EXERCISE OBJECTIVE -> Check each line of the entries for "this" and report the ones that have it.

[Source records]
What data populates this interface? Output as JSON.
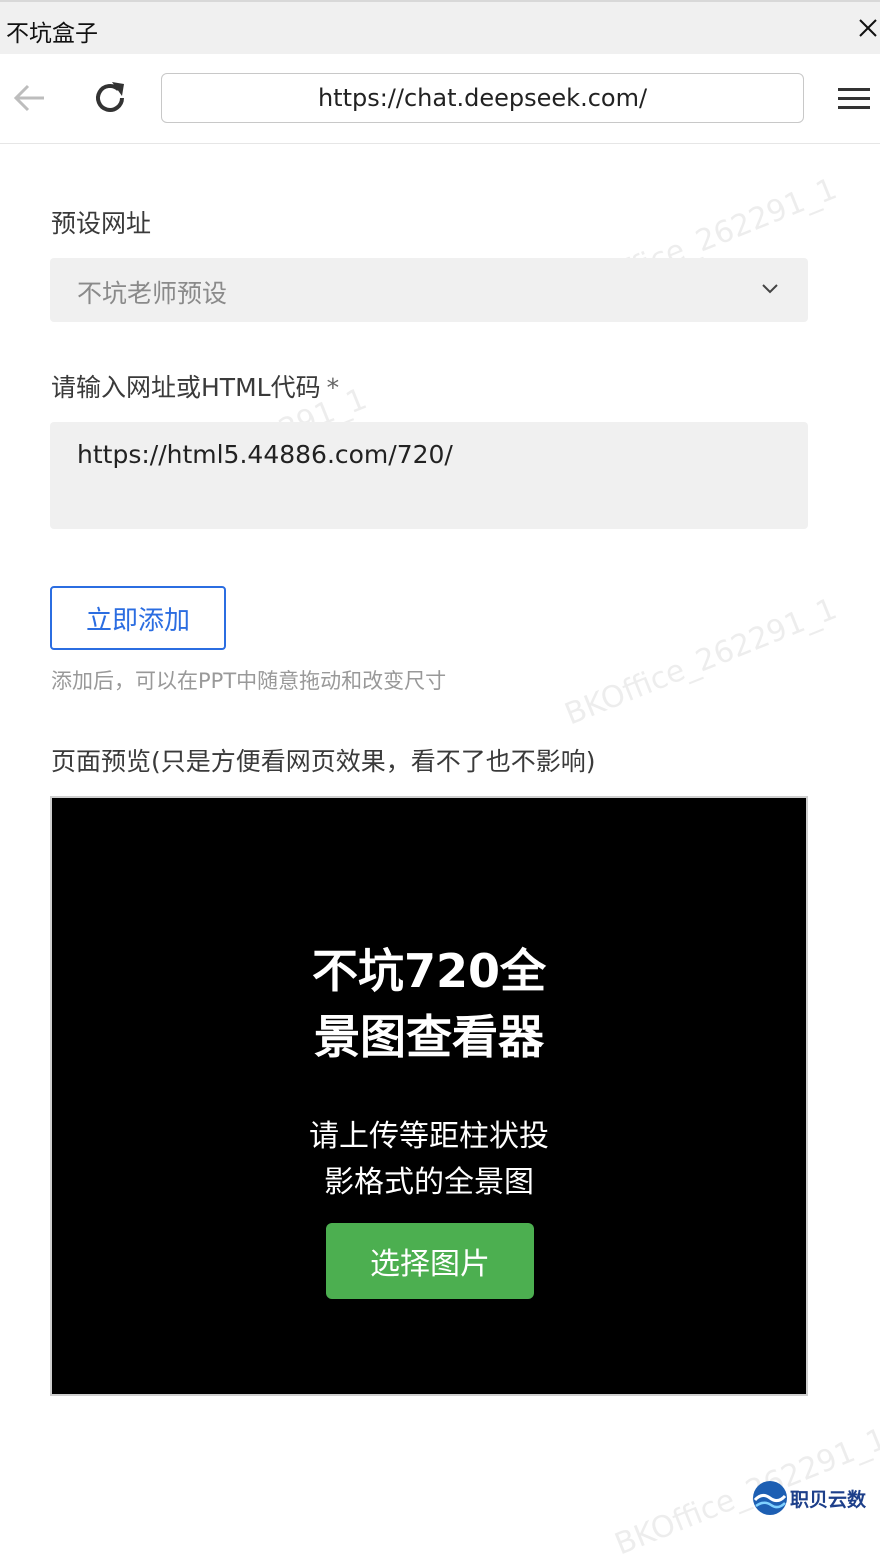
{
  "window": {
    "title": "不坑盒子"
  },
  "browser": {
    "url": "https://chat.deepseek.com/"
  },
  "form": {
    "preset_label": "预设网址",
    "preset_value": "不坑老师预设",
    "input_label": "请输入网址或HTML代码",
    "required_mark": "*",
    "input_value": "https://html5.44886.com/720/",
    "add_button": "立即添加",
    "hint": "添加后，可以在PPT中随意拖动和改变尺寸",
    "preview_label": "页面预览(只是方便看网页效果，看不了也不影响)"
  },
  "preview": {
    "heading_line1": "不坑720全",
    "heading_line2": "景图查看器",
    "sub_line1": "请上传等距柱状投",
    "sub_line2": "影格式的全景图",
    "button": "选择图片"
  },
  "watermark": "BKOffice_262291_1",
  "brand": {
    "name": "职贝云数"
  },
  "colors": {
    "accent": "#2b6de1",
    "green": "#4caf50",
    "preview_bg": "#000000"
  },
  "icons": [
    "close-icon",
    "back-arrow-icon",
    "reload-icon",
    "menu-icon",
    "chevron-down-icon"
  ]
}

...

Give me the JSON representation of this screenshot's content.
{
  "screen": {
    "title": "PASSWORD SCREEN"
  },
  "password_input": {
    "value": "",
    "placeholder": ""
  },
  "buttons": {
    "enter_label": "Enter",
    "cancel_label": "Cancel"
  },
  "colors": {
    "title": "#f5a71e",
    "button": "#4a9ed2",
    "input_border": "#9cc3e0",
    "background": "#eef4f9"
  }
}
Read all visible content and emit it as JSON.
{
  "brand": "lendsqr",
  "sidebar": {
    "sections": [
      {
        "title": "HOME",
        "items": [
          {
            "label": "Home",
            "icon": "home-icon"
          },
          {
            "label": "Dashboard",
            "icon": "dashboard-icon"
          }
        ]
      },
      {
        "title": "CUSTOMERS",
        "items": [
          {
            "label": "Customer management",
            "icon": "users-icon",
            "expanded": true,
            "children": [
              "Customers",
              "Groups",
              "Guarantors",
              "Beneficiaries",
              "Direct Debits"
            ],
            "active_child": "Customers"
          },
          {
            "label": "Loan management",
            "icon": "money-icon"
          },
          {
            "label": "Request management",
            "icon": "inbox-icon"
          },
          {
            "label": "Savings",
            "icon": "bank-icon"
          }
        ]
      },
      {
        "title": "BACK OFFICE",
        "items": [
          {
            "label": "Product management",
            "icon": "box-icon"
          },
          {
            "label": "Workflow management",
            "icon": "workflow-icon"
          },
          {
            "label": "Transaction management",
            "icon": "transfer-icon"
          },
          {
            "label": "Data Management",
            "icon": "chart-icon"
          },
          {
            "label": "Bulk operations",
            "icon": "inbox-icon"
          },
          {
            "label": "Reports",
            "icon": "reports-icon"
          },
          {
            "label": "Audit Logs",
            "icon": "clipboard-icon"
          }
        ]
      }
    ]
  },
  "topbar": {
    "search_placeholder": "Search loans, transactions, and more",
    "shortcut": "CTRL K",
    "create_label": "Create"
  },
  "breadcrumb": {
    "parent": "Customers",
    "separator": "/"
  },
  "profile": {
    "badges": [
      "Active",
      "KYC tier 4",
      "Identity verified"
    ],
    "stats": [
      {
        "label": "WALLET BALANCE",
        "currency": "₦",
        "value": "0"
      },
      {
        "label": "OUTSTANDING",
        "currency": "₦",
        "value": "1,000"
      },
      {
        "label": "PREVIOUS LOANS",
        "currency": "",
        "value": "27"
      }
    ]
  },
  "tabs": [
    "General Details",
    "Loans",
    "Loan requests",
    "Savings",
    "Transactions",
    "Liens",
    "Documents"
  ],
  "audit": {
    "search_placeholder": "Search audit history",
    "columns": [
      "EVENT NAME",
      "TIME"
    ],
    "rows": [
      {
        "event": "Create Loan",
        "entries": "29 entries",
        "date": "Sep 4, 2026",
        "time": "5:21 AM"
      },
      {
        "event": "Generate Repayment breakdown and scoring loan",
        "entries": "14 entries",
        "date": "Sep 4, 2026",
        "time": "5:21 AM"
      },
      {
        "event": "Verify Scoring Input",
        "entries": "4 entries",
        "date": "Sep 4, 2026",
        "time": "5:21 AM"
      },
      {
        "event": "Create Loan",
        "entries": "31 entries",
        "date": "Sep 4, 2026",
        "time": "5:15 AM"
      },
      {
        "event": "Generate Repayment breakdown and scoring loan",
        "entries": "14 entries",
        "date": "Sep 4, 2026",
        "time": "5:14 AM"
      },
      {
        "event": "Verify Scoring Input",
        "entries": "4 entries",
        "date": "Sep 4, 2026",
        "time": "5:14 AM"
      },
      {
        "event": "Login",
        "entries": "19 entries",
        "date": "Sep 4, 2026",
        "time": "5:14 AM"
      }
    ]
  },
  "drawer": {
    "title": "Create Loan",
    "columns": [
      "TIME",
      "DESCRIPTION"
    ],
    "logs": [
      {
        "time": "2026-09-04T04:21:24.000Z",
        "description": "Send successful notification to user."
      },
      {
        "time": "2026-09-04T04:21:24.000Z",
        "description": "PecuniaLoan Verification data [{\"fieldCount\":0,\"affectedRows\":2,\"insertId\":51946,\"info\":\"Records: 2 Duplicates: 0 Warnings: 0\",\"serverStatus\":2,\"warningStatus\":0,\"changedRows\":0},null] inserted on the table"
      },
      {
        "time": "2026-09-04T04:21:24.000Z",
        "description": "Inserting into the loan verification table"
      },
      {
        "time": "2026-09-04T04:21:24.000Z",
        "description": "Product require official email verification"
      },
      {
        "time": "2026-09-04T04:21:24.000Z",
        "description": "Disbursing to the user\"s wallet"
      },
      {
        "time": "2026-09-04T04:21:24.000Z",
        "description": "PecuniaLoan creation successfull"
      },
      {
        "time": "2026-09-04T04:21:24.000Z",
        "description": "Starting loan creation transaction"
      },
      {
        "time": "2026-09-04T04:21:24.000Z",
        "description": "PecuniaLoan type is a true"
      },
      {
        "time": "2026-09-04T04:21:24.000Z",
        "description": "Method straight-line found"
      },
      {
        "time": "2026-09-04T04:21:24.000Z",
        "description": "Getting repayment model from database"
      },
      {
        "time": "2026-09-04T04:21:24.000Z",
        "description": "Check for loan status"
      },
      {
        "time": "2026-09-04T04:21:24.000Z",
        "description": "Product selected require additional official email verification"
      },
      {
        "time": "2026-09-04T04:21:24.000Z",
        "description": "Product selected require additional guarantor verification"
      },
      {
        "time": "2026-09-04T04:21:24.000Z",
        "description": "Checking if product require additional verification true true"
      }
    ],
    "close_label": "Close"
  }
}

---

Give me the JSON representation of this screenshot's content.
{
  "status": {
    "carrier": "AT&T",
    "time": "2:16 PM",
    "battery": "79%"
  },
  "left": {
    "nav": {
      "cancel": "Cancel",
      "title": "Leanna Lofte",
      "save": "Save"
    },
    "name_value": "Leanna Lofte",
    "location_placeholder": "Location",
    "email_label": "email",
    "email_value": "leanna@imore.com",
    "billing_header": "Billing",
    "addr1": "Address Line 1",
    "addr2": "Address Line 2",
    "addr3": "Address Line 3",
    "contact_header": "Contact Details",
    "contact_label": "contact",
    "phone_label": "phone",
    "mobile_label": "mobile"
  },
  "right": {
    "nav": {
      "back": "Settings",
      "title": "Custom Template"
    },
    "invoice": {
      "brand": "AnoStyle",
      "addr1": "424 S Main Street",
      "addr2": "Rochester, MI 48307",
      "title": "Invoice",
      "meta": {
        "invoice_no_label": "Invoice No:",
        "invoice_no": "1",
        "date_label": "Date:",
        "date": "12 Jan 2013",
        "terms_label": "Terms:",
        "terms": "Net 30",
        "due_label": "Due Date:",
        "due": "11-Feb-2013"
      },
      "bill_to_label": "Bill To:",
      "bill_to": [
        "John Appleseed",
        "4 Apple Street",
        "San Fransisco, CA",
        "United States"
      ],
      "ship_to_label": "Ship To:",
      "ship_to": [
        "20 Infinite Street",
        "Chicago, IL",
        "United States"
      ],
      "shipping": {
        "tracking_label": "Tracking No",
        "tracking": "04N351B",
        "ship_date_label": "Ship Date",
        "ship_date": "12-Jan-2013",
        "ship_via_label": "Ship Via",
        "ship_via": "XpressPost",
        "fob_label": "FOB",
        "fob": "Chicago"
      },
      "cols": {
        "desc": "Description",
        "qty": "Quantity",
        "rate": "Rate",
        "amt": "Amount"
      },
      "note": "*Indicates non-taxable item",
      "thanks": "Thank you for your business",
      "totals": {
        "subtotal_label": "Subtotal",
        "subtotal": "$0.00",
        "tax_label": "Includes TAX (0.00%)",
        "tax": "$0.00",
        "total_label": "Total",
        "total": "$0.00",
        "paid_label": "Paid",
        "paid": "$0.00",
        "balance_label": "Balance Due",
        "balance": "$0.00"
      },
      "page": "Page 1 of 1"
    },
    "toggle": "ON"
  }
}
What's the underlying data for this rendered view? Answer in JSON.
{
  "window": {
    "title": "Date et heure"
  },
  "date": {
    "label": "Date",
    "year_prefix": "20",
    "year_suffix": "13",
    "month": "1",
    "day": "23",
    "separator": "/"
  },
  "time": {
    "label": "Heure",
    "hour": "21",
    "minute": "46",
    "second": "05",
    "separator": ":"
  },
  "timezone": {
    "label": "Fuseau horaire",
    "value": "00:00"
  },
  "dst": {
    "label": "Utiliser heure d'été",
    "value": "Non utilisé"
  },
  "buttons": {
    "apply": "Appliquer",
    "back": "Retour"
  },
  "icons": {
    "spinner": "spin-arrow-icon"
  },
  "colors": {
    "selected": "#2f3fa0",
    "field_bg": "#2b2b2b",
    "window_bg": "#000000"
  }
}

WRITTEN SOLUTION ->
What data populates this interface? Output as JSON.
Give me the JSON representation of this screenshot's content.
Give me the JSON representation of this screenshot's content.
What's the underlying data for this rendered view? Answer in JSON.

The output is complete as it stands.